START Source material
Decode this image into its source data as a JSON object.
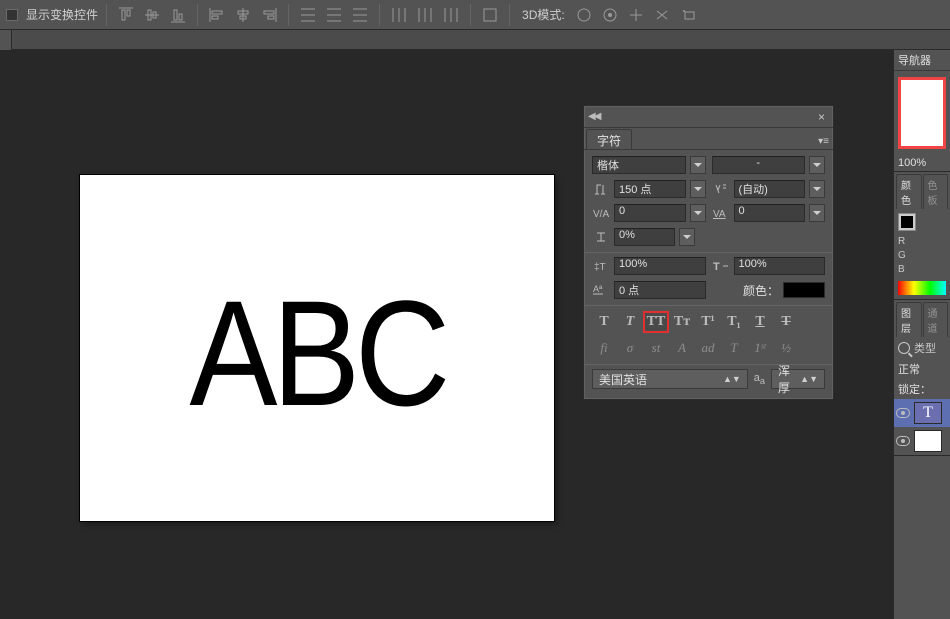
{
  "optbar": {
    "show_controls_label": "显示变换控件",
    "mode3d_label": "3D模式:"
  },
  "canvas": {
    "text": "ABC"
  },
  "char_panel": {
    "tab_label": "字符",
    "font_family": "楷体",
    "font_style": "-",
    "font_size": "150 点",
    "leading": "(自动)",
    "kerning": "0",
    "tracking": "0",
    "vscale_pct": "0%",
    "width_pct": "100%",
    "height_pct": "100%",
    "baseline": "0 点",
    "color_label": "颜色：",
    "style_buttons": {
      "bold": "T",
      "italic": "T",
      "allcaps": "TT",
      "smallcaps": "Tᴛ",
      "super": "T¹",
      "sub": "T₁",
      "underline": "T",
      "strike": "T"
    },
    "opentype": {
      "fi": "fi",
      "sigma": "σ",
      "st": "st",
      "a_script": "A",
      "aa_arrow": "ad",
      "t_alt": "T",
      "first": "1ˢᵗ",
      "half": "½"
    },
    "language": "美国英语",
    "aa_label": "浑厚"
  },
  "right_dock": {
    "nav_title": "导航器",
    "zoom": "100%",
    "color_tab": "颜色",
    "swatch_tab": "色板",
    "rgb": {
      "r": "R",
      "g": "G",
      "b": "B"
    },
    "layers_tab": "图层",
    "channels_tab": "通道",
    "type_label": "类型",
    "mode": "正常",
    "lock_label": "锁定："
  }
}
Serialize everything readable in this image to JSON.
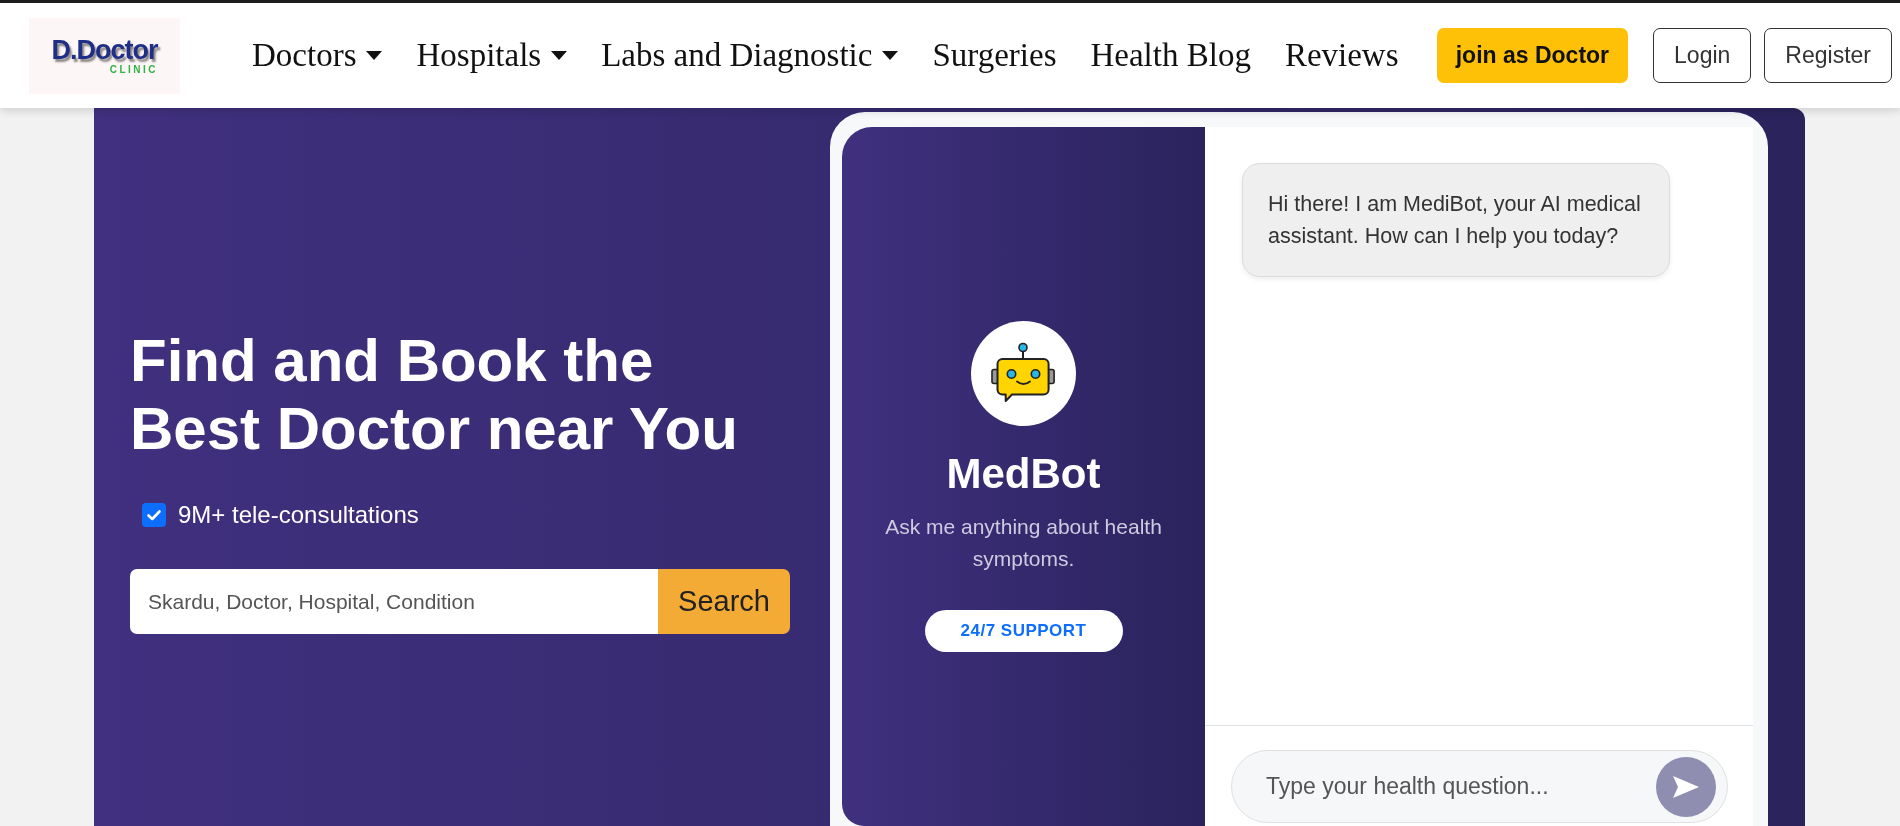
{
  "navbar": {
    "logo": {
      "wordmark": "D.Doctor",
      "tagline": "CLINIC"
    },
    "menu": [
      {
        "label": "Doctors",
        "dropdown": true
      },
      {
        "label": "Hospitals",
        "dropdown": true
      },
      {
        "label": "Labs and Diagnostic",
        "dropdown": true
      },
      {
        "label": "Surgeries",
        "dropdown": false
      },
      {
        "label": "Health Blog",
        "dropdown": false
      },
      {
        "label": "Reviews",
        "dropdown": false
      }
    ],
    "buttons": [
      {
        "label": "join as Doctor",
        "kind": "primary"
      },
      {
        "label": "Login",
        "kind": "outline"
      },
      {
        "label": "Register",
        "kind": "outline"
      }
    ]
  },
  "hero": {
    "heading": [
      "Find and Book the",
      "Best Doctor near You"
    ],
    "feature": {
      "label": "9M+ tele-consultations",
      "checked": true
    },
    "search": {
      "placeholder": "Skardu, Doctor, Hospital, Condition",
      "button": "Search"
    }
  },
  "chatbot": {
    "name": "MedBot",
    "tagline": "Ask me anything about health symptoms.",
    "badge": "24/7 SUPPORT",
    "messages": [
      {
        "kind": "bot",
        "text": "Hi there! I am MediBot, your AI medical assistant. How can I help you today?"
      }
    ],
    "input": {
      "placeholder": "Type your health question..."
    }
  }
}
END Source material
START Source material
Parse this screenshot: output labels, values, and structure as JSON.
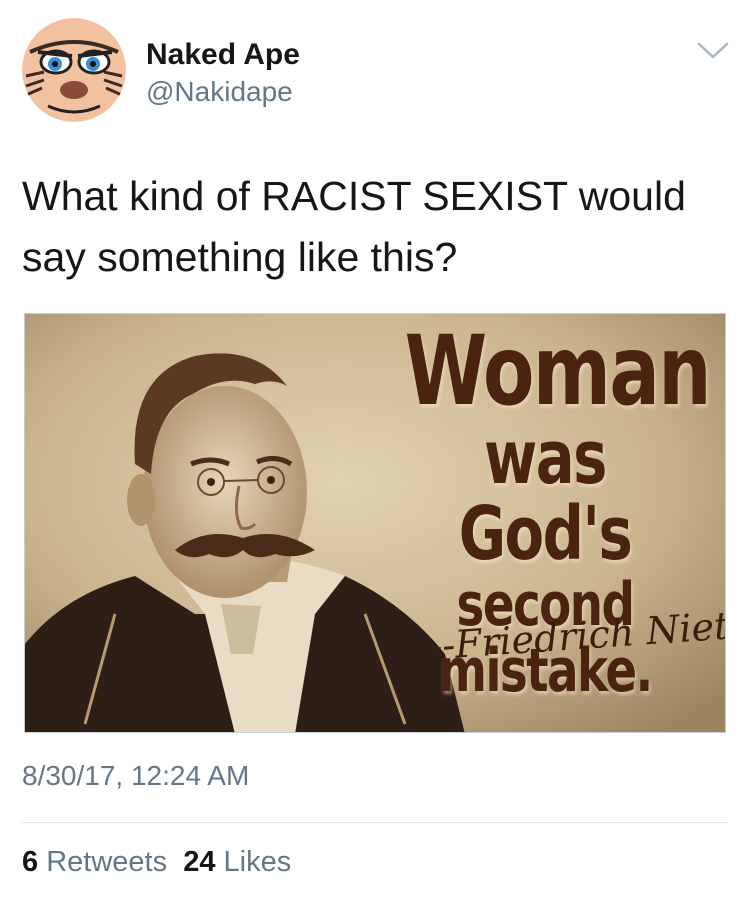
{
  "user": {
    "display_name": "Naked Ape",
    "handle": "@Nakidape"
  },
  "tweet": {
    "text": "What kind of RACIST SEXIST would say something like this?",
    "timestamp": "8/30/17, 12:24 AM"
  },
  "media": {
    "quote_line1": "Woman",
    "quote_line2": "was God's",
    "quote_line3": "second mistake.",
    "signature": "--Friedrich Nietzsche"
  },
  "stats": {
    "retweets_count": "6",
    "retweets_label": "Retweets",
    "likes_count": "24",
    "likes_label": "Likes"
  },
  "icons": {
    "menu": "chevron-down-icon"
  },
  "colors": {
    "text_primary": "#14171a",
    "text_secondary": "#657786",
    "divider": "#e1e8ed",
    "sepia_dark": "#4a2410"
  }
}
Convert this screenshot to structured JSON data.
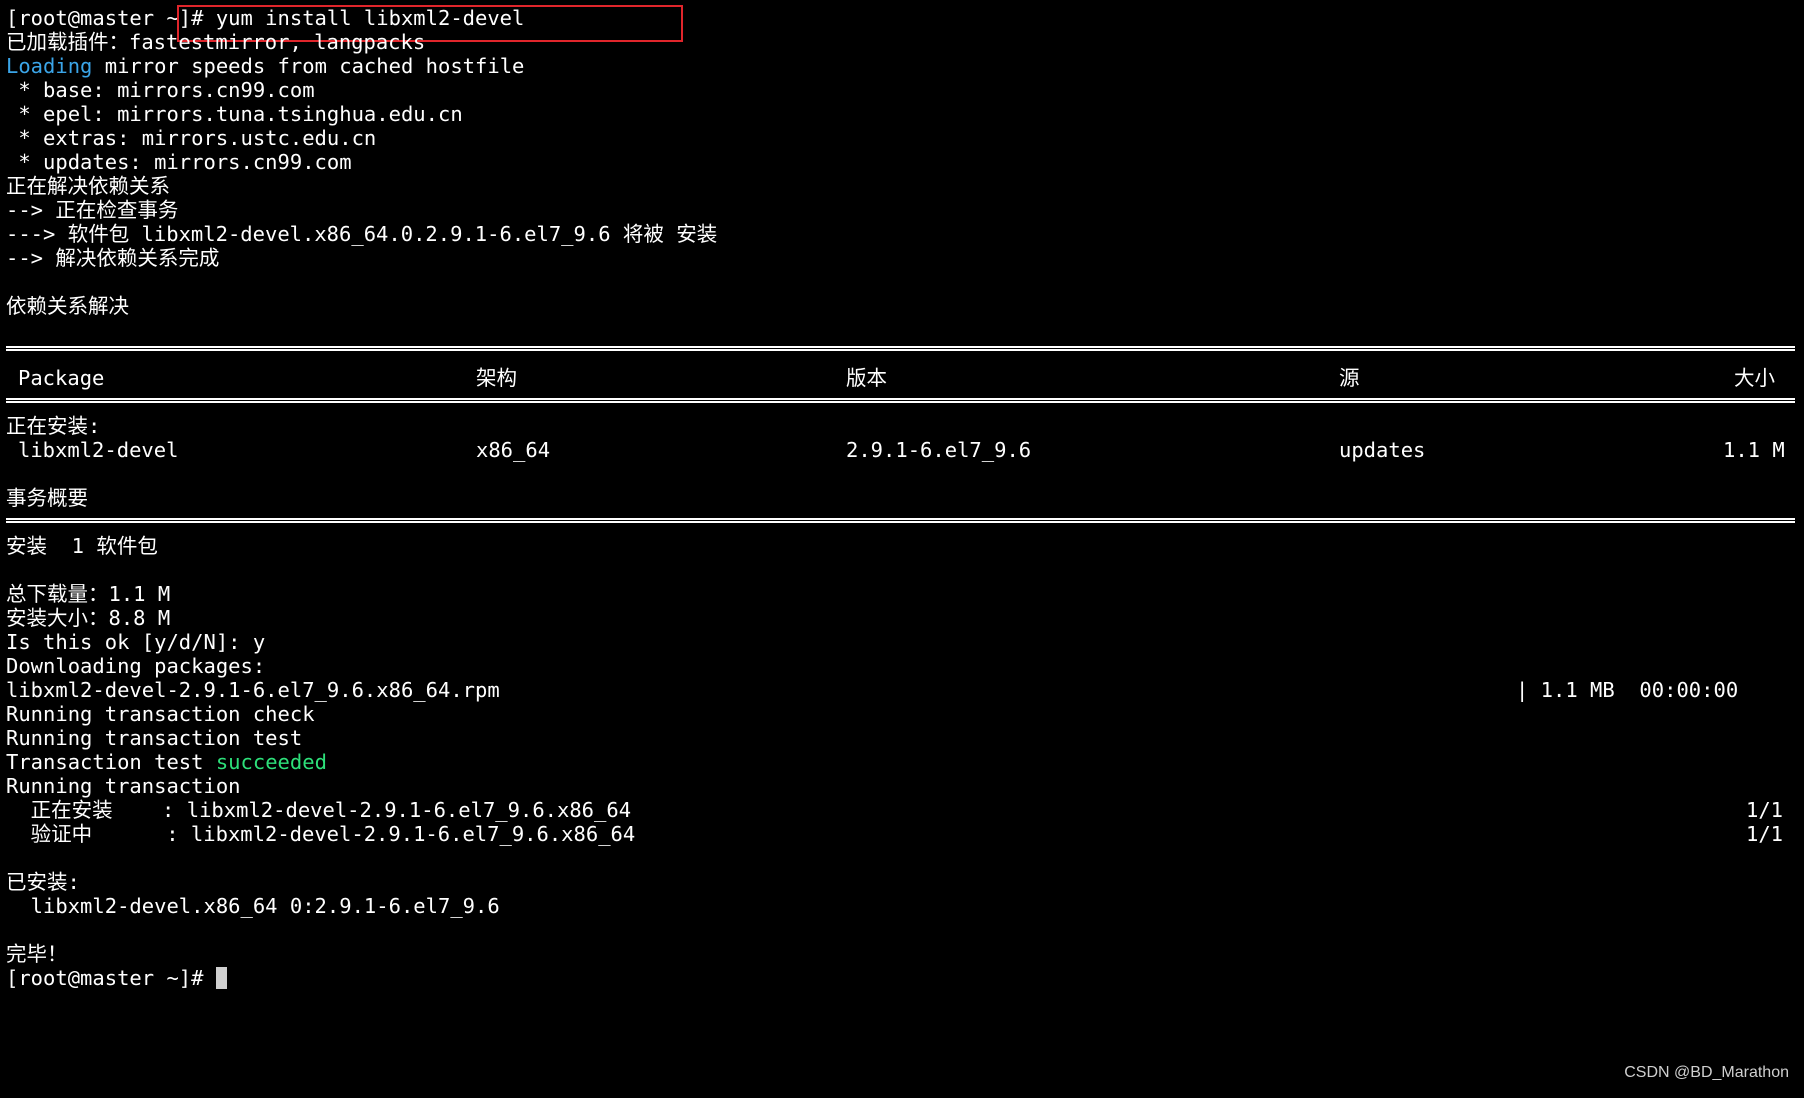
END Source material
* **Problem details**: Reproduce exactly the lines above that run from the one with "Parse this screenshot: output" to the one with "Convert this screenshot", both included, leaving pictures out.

* **Problem solution**:
Parse this screenshot: output labels, values, and structure as JSON.
{
  "user": {
    "display_name": "Naked Ape",
    "handle": "@Nakidape"
  },
  "tweet": {
    "text": "What kind of RACIST SEXIST would say something like this?",
    "timestamp": "8/30/17, 12:24 AM"
  },
  "media": {
    "quote_line1": "Woman",
    "quote_line2": "was God's",
    "quote_line3": "second mistake.",
    "signature": "--Friedrich Nietzsche"
  },
  "stats": {
    "retweets_count": "6",
    "retweets_label": "Retweets",
    "likes_count": "24",
    "likes_label": "Likes"
  },
  "icons": {
    "menu": "chevron-down-icon"
  },
  "colors": {
    "text_primary": "#14171a",
    "text_secondary": "#657786",
    "divider": "#e1e8ed",
    "sepia_dark": "#4a2410"
  }
}
Convert this screenshot to structured JSON data.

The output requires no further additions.